Two panel comparisons were performed. First we selected 60 individuals that are found in both the NYCG1KG and HGDP1KG panels and imputed them using GLIMPSE2 with either panel in a “leave-one-out” manner, meaning the target individual was removed from the reference panel, and downsampled to 1x coverage for imputation. For efficiency we only performed this analysis on chromosome 20. This same design (leave-one-out on the same 60 individuals for chromosome 20) was used in our recent preprint. Figure 1 contrasts panel performance. The metric we evaluated was the imputation r2, which is the squared Pearson correlation coefficient between the imputed genotype and the truth genotypes provided by the high coverage genotype calls. The aggregate imputation r2 among all 60 individuals is stratified by minor allele frequency (MAF) of the site in the respective reference panel. In the upper panel of Figure 1 the blue lines represent the HGDP1KG panel while the red lines represent the NYGC1KG panel. Solid lines represent the imputation r2 performance when considering all sites in the panel, while dashed lines represent imputation r2 performance at sites shared between both reference panels (~1.4M sites) on chromosome 20. The lower panel of the figure represents the imputation r2 difference between the HGDP1KG panel and the NYCG1KG panel results, again stratified by MAF.

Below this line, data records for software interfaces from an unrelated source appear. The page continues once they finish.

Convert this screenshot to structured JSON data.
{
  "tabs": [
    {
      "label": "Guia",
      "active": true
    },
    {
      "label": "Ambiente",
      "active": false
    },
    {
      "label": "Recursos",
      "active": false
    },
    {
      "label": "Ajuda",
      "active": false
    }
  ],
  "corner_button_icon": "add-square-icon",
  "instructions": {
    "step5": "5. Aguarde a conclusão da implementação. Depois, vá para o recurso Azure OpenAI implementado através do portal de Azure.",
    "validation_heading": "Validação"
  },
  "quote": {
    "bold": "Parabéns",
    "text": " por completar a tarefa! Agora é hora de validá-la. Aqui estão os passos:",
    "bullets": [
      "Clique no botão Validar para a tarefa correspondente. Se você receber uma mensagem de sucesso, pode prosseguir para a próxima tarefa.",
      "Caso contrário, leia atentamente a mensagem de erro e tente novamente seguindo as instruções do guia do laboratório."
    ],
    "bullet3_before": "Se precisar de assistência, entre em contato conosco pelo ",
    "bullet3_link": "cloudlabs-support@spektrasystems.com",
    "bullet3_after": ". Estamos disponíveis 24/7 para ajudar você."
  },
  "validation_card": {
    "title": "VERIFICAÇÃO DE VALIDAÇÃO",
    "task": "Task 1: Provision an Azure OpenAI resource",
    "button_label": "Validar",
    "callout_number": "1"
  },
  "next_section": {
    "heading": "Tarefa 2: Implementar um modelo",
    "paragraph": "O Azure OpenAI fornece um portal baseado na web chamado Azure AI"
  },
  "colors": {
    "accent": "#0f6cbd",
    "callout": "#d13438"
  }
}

Figure 1: Aggregate imputation r2 performance comparison between HGDP1KG and NYGC1KG panels using leave-one-out analysis on 60 individuals at 1x genomic coverage. Top panel: raw imputation r2, bottom panel: r2 differences between panels.

The results from chromosome 20 were encouraging, so we went on to genome-wide tests of imputation performance, now using 116 individuals from the Simons Genome Diversity Project (SGDP), which are in neither the NYGC1KG or HGDP1KG panels. The SGDP individuals represent a diverse global sample of human genetic variation. These individuals were also downsampled to 1x genomic coverage and imputed with both panels. Finally we compared these imputed results against the “true” calls from high-coverage (~30x) genotype calls of the SGDP individuals again using imputation r2. Figure 2 shows these imputation r2 results aggregated across all 116 individuals. The layout of Figure 2 is identical to Figure 1, except that the MAFs used to stratify the results come from the SGDP. Genome-wide the two panels shared ~63.8M variants.

Figure 2: Aggregate imputation r2 performance comparison between HGDP1KG and NYGC1KG panels among 116 individuals from the SGDP downsampled to 1x genomic coverage. Top panel: raw imputation r2, bottom panel: r2 differences between panels.


As is evident in the Figures 1 & 2, the new gnomAD_v3.1.2 release version of the HGDP1KG panel marks a significant improvement over the current gold-standard NYGC1KG panel. We see especially large imputation accuracy improvements at lower minor allele frequencies. Moreover, we see significant imputation performance gains even after filtering both panels to a common set of variants (dashed lines). From these results we conclude that the HGDP1KG panel offers a large set of high-quality genotype calls, and is a comprehensive improvement over the NYCG1KG panel for genotype imputation from low-pass sequences.

The new HGDP1KG panel is now available on the Gencove platform as our standard human reference panel.